The February bee hive update has a mix of happy and sad news. The good news is that one of the colonies has survived the winter thus far, sadly one did not.
Throughout the season, the colonies were built up to be able to face the many challenges that come with the colder season. However, the unfortunate reality is that honey bees are facing many challenges and in some cases, the obstacles are just too great for a colony to thrive through the season and into winter. These challenges continue to be loss of natural habitat in which to forage, pesticide exposure, and a variety of diseases that are widespread amongst honeybee populations. It can be difficult to pinpoint an exact cause of death.
For the failed colony, it seems likely that varroa mites were a primary factor. Varroa are a parasitic mite that feeds off developing larvae as well as adult bees. The mites themselves can reduce population size, food stores, and shorten the lives to the bees affected. It is also a vector for many other viral infections that can reduce the strength of the colony. Though many colonies can survive throughout the warm season with mites, when colder weather comes, they often weaken the bees’ defense against it. All colonies are treated for mites at several stages of the beekeeping season. This will continue and procedures will be adapted to ensure the mites do not build up a resistance to any one treatment.
For the surviving beehive, they have enough food for the months ahead and they have a tray of winter feed consisting of a mixture of sugar and local honey.

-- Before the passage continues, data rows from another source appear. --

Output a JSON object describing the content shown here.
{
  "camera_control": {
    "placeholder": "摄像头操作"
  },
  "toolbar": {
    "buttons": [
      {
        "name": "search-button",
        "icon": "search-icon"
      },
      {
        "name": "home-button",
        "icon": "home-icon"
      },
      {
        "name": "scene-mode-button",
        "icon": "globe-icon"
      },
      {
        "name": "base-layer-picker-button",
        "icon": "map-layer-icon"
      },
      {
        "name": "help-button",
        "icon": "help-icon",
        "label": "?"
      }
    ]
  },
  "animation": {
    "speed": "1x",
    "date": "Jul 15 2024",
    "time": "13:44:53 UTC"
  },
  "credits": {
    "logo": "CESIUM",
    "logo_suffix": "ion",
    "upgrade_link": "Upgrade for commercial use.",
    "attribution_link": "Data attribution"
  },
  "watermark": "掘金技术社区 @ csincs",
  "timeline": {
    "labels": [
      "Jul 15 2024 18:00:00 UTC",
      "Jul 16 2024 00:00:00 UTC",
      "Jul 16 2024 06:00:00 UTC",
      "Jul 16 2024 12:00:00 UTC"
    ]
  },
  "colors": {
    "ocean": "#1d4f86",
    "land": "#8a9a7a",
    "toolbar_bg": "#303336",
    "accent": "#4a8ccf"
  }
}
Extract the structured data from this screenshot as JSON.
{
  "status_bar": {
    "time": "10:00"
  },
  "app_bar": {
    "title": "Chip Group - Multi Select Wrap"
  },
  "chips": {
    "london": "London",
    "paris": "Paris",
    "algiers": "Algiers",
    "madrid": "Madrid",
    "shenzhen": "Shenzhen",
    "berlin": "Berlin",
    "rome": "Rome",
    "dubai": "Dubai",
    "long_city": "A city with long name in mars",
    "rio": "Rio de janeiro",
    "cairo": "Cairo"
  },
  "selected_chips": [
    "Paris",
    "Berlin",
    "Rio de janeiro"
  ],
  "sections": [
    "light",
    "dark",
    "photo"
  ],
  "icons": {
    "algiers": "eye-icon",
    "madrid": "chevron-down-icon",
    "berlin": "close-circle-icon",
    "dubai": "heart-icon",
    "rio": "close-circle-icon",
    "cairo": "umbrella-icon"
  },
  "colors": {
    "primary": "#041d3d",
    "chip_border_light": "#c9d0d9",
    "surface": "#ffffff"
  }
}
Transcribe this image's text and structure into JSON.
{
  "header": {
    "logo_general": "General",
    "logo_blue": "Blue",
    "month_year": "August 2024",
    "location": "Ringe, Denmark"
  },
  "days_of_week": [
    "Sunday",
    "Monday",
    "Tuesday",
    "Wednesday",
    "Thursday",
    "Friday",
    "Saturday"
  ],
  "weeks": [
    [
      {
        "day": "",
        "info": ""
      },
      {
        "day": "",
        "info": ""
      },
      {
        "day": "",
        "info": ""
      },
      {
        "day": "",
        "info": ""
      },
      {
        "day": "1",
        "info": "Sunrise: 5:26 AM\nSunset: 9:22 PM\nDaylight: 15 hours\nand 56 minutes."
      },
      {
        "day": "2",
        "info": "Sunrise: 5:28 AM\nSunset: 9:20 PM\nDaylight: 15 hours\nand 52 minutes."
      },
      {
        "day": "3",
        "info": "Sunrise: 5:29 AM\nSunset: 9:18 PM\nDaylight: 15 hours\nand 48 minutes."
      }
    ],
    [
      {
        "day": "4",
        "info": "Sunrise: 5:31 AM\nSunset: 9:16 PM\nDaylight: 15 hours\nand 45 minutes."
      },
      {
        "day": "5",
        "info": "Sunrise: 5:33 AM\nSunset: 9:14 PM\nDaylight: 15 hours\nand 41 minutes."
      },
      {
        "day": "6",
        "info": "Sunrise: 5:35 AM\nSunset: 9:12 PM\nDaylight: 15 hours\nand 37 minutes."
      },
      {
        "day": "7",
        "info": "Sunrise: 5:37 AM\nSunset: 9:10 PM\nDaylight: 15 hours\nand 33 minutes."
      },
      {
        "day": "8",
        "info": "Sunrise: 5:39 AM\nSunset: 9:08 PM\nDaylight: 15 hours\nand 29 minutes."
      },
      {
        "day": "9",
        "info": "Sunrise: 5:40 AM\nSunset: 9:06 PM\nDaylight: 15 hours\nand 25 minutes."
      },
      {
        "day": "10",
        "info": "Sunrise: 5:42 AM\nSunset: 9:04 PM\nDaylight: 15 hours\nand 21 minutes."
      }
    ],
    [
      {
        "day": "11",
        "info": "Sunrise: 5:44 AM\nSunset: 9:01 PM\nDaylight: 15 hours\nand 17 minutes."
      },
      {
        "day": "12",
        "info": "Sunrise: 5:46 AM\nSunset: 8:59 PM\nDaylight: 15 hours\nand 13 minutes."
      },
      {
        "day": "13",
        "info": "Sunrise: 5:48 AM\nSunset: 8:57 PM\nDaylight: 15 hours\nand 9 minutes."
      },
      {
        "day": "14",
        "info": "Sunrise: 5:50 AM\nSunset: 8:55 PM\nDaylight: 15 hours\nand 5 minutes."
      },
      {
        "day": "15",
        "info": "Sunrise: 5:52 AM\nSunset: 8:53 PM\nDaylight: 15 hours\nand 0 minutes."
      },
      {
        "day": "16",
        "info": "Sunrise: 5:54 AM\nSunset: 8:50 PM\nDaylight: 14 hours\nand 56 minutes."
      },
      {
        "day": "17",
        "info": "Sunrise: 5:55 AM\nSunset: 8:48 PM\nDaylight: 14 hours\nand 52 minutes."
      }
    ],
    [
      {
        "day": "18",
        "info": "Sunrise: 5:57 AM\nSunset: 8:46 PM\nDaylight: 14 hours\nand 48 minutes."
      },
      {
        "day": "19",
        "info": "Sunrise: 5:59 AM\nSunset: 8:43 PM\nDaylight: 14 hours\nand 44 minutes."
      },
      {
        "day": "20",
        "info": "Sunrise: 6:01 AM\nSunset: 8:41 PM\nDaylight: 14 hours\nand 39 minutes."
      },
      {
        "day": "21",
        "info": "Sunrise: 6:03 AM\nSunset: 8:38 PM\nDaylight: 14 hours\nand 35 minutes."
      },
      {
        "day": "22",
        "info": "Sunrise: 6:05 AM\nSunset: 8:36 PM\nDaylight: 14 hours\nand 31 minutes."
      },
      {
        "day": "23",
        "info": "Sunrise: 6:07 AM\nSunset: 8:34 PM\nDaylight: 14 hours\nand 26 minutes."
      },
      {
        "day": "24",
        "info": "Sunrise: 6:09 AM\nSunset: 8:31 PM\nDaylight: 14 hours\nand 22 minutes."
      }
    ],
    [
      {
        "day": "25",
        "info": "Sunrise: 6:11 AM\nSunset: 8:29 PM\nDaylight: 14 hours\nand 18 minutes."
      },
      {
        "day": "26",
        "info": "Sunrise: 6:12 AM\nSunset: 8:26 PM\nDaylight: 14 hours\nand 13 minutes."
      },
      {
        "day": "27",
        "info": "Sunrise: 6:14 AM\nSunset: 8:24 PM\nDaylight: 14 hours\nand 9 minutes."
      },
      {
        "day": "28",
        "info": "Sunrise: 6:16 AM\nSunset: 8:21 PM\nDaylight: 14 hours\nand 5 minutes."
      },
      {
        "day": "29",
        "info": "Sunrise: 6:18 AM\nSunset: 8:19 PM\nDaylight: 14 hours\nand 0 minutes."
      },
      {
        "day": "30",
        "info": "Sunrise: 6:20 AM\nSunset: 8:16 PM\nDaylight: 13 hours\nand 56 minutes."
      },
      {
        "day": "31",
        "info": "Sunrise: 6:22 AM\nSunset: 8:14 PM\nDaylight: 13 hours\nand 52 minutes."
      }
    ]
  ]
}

Due to the colder weather, a deeper check was not conducted, as it would release the heat they have been working to build up inside the hive. The beehive health will be assessed more carefully on future visits when temperatures are conducive to a full check.